src: Macros By Example - The Rust Reference

1 Like

Got it!

Thanks!

tt is a curious thing -- often you want $($val:tt)+ to avoid problems like this, since in my experience it's somewhat rare that you want to accept just a single tt. (At least in the user-facing parts of macros. When doing tricks it can be useful to get just a single one.)

Using expr again is definitely the way to go here. But also you should feel free to suppress syntactic lints in your macros, if you want to use parens for this.

4 Likes

Also, if all else fails and the warning is about syntax just use #[allow(lint_name)] in macros. There's a bunch of times where trying to avoid syntax warnings will lead you into writing very verbose and complicated macros that do the exact same thing as their simpler counterparts. It's generated code and it will look ugly no matter how hard you try so don't feel bad adding allow attributes.

Here's an example in the wild - writing the same thing without allow would a) require a proc_macro, b) require specially handling the case for 0 arguments.
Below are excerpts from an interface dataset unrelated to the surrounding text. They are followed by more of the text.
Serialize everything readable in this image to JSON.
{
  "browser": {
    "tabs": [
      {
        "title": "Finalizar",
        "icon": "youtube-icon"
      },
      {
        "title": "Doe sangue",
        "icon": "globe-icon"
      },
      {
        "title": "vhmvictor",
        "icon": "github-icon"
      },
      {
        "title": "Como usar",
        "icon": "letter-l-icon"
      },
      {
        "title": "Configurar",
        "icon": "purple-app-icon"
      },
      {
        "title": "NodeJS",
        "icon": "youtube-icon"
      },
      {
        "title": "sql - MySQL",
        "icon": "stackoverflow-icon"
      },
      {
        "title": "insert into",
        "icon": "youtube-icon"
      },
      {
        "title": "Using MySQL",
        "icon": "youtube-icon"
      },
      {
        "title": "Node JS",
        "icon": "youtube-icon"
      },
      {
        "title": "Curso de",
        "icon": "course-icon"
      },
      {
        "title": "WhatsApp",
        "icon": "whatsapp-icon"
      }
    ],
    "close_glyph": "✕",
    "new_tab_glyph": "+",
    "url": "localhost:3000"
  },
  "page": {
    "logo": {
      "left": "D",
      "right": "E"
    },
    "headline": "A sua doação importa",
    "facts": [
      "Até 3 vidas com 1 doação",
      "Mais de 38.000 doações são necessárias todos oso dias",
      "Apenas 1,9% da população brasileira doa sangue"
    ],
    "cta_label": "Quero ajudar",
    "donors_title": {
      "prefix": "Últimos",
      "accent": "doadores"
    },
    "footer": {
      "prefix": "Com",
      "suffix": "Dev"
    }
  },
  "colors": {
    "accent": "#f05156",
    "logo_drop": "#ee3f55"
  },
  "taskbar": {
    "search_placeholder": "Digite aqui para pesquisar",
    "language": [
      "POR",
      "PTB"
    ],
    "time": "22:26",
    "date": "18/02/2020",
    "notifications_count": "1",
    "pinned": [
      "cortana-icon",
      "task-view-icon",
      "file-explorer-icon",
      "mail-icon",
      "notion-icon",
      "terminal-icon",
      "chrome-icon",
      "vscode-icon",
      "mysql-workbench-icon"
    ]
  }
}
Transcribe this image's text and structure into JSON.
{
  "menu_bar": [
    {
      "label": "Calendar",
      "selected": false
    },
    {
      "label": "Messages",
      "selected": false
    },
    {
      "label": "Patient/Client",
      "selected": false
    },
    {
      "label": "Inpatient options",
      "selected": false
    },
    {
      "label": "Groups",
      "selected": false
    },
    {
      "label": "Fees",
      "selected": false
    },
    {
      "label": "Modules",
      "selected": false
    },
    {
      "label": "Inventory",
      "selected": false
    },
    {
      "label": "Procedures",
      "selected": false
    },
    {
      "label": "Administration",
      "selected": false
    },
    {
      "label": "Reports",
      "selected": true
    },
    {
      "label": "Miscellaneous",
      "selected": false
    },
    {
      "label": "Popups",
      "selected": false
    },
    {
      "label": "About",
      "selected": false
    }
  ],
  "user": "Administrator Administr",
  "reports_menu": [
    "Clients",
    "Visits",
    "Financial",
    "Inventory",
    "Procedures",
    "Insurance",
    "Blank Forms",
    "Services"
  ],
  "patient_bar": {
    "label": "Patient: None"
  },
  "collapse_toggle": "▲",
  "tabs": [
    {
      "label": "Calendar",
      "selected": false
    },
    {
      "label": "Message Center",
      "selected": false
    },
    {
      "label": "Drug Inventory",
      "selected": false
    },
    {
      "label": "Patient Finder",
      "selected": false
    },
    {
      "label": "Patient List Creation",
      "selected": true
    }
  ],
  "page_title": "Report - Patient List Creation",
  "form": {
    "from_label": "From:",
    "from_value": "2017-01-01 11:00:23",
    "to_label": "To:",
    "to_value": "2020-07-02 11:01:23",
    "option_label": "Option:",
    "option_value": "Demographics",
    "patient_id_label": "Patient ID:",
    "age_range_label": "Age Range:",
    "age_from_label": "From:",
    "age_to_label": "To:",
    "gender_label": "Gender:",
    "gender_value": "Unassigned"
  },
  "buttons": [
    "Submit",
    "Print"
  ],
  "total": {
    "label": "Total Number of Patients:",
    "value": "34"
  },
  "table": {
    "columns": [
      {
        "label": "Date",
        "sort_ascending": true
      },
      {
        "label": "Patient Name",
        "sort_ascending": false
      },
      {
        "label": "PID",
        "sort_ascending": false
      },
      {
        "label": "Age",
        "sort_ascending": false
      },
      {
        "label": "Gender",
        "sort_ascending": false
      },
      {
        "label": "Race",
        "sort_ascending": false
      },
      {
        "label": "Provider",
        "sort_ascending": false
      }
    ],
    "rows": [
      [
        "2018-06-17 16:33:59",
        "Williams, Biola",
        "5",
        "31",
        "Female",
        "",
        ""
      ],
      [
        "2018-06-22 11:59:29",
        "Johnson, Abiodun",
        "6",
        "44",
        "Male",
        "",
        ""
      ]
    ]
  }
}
So it's just simpler to ignore those warnings as they're there to warn you about potential issues.

1 Like